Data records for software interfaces
※

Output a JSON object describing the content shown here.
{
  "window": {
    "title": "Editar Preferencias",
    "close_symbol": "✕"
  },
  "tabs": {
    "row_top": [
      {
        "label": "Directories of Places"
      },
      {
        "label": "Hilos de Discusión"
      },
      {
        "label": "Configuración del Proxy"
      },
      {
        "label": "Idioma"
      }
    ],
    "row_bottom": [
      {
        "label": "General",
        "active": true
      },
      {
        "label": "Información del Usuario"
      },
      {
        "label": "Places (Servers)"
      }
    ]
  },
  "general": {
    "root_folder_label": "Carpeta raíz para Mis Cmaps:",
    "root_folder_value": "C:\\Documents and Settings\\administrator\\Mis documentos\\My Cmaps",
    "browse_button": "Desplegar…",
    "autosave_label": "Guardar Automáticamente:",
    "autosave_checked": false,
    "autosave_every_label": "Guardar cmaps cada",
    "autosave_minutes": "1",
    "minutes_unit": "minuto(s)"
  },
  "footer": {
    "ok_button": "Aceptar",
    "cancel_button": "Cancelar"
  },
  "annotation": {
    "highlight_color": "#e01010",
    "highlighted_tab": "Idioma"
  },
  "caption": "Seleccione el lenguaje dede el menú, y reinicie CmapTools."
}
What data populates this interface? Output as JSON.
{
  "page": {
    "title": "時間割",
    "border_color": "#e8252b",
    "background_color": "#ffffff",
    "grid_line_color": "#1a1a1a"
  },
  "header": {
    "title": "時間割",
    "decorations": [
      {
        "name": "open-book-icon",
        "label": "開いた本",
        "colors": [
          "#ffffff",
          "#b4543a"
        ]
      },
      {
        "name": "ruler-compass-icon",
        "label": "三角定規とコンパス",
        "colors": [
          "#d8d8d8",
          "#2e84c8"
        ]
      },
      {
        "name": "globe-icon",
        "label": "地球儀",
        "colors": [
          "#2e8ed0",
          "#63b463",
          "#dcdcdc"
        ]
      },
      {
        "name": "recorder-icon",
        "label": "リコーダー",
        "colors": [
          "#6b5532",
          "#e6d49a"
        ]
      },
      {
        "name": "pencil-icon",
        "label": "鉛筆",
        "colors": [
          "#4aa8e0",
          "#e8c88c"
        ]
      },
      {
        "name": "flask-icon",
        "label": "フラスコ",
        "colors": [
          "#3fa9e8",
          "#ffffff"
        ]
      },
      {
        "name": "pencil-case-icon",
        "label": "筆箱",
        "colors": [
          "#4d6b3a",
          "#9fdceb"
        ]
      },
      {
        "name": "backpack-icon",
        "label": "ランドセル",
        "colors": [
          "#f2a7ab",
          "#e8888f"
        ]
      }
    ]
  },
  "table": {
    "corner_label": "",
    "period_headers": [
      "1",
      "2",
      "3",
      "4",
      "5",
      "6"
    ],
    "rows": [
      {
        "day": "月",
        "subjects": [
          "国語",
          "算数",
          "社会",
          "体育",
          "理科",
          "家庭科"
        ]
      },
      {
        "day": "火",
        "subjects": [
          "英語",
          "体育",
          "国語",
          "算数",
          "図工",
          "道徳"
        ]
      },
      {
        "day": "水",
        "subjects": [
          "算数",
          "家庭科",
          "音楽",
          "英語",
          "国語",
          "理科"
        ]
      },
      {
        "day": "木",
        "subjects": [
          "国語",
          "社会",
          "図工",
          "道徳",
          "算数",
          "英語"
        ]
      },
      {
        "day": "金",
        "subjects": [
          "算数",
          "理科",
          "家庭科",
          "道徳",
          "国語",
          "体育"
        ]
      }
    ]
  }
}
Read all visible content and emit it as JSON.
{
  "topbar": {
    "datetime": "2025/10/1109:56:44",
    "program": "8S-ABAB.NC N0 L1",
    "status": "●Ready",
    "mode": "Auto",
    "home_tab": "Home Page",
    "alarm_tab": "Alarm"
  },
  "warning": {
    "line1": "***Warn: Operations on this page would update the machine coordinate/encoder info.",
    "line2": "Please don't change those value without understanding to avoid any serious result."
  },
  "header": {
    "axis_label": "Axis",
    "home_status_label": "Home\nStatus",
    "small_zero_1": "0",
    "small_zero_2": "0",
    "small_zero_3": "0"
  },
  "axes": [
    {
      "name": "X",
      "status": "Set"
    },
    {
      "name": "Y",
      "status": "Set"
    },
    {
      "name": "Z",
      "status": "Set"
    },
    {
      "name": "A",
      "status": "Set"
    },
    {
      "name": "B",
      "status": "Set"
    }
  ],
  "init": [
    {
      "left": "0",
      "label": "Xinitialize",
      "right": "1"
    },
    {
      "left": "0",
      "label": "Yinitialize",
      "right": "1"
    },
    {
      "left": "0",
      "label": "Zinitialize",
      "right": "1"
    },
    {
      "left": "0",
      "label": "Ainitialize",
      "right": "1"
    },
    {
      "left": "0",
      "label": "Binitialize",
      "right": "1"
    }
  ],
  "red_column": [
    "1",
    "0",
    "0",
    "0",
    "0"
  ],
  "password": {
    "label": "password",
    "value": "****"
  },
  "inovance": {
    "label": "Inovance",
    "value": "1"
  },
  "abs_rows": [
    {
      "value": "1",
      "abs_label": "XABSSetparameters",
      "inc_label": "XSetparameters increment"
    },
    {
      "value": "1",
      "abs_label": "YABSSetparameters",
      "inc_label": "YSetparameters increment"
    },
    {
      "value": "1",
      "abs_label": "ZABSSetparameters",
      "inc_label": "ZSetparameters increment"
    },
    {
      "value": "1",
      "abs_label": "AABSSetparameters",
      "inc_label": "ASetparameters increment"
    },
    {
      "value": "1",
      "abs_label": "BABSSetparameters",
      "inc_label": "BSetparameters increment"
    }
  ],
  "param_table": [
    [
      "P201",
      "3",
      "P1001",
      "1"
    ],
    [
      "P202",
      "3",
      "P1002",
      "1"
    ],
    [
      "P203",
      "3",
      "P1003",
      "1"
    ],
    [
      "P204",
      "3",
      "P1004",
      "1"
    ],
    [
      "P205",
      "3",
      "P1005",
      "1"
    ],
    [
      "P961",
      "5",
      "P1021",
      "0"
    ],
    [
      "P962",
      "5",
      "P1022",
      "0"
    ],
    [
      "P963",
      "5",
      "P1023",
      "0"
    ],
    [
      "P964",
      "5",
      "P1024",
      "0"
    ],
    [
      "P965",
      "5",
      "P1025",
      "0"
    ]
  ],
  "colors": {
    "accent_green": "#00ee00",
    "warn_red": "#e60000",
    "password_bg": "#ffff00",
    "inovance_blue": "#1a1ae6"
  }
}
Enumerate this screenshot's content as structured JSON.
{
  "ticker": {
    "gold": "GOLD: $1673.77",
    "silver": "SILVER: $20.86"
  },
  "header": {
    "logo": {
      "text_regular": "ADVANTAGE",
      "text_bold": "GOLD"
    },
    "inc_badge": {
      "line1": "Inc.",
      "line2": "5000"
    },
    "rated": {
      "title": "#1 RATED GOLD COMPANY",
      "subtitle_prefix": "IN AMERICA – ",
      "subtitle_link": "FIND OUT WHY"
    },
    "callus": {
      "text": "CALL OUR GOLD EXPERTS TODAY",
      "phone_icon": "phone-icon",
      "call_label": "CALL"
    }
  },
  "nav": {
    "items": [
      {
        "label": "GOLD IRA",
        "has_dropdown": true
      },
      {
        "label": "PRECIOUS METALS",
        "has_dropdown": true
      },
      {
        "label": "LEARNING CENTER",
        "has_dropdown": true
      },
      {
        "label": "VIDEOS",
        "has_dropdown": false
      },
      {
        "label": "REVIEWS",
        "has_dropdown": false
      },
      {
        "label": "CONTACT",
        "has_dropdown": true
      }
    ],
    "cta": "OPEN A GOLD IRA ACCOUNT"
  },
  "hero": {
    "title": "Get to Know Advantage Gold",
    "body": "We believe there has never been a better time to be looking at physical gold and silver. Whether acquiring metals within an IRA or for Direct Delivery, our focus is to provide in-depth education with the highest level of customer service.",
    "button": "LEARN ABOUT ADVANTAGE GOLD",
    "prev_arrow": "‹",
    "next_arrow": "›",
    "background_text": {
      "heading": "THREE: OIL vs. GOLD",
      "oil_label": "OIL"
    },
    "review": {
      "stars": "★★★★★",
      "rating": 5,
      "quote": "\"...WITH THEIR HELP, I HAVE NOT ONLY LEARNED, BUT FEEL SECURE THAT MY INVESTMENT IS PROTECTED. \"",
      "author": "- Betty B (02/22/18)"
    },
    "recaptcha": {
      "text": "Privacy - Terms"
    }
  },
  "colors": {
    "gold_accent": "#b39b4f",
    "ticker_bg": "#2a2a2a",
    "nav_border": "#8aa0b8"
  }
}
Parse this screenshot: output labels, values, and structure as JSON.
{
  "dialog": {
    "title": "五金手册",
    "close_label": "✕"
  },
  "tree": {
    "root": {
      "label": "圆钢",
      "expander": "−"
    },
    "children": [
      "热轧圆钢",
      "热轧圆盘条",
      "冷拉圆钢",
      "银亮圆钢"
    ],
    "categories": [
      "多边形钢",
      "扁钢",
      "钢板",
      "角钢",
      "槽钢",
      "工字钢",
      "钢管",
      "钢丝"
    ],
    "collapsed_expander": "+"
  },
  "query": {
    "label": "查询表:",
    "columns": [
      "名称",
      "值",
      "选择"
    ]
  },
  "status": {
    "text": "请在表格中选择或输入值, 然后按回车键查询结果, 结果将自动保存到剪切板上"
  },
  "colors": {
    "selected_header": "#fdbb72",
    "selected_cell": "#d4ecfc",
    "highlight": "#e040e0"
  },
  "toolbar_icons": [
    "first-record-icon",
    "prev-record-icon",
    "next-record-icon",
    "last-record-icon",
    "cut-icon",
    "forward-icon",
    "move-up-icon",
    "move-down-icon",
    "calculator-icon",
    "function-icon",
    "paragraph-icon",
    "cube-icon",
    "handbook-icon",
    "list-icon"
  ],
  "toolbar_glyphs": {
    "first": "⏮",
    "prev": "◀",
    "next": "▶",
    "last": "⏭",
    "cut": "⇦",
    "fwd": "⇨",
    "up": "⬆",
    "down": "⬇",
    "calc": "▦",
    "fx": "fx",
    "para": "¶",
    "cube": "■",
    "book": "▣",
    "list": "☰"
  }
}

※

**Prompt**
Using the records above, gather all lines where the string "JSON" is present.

**Task result**
Output a JSON object describing the content shown here.
What data populates this interface? Output as JSON.
Read all visible content and emit it as JSON.
Enumerate this screenshot's content as structured JSON.
Parse this screenshot: output labels, values, and structure as JSON.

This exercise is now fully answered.